Problem to work on
Search the records for "ONLY" and copy each line that holds it.

Given data

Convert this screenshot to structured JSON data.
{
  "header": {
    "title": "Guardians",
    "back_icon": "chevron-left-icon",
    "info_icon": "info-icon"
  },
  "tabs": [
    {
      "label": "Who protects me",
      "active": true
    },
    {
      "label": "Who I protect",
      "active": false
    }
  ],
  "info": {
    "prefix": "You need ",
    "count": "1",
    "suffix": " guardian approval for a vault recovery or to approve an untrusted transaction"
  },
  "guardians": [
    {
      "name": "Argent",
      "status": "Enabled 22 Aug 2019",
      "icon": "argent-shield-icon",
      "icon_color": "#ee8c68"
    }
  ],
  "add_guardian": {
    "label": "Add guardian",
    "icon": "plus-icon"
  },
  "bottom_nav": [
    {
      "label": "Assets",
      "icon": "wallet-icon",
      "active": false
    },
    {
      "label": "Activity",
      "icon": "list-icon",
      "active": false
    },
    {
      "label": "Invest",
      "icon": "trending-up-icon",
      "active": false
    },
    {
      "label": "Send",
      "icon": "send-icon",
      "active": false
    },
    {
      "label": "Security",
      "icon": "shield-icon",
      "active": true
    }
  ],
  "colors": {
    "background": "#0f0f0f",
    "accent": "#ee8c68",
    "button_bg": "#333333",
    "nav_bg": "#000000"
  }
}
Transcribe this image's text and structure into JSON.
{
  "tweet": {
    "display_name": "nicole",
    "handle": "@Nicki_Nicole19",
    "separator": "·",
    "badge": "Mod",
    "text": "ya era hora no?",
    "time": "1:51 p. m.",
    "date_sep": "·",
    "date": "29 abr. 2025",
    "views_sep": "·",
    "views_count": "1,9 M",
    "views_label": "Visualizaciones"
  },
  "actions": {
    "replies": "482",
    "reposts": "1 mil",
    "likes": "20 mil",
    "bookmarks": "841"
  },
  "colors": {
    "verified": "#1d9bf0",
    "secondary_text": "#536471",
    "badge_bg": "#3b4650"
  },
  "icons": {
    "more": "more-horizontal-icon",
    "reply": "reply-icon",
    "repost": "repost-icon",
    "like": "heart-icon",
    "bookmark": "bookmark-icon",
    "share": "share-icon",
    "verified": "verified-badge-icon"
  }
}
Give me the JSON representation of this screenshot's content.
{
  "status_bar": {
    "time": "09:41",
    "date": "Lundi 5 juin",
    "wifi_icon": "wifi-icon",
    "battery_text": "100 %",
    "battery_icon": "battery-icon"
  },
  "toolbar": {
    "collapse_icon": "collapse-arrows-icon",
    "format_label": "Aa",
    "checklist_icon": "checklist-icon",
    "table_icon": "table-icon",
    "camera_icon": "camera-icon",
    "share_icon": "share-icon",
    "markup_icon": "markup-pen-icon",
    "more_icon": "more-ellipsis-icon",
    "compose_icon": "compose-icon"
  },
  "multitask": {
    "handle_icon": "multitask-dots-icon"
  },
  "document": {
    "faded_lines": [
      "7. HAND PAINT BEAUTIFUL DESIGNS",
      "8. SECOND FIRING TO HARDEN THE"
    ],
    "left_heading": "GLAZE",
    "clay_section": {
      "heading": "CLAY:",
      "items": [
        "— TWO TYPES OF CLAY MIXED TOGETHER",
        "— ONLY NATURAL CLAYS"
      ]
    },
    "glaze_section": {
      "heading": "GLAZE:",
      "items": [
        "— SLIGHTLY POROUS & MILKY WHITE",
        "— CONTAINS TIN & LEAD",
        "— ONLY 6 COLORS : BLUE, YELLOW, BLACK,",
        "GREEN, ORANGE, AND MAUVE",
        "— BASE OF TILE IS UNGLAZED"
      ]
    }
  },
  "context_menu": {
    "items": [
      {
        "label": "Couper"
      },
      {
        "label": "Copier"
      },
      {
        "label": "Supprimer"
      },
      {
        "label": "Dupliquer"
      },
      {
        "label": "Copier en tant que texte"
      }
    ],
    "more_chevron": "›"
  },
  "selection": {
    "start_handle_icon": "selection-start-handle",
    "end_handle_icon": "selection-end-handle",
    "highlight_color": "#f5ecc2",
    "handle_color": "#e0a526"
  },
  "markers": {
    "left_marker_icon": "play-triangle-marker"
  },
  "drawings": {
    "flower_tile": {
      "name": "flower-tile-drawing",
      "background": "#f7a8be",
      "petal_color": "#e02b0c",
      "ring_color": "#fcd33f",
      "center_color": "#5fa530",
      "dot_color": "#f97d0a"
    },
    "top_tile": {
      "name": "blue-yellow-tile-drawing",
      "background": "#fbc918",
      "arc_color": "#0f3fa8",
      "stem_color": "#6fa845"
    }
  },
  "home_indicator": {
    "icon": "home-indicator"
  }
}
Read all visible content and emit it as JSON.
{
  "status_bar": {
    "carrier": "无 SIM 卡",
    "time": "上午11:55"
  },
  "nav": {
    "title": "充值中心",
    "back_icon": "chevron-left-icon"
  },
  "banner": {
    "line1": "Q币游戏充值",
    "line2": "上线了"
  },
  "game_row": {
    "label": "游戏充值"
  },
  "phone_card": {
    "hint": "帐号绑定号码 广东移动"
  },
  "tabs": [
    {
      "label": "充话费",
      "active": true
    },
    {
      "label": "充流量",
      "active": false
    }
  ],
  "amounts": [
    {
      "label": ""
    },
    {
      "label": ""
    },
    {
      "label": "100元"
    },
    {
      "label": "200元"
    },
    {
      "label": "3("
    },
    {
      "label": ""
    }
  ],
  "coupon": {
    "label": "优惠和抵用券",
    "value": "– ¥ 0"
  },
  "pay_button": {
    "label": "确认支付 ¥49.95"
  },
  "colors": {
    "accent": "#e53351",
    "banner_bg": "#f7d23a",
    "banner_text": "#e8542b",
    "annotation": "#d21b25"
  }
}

Exercise response
        "— ONLY NATURAL CLAYS"
        "— ONLY 6 COLORS : BLUE, YELLOW, BLACK,",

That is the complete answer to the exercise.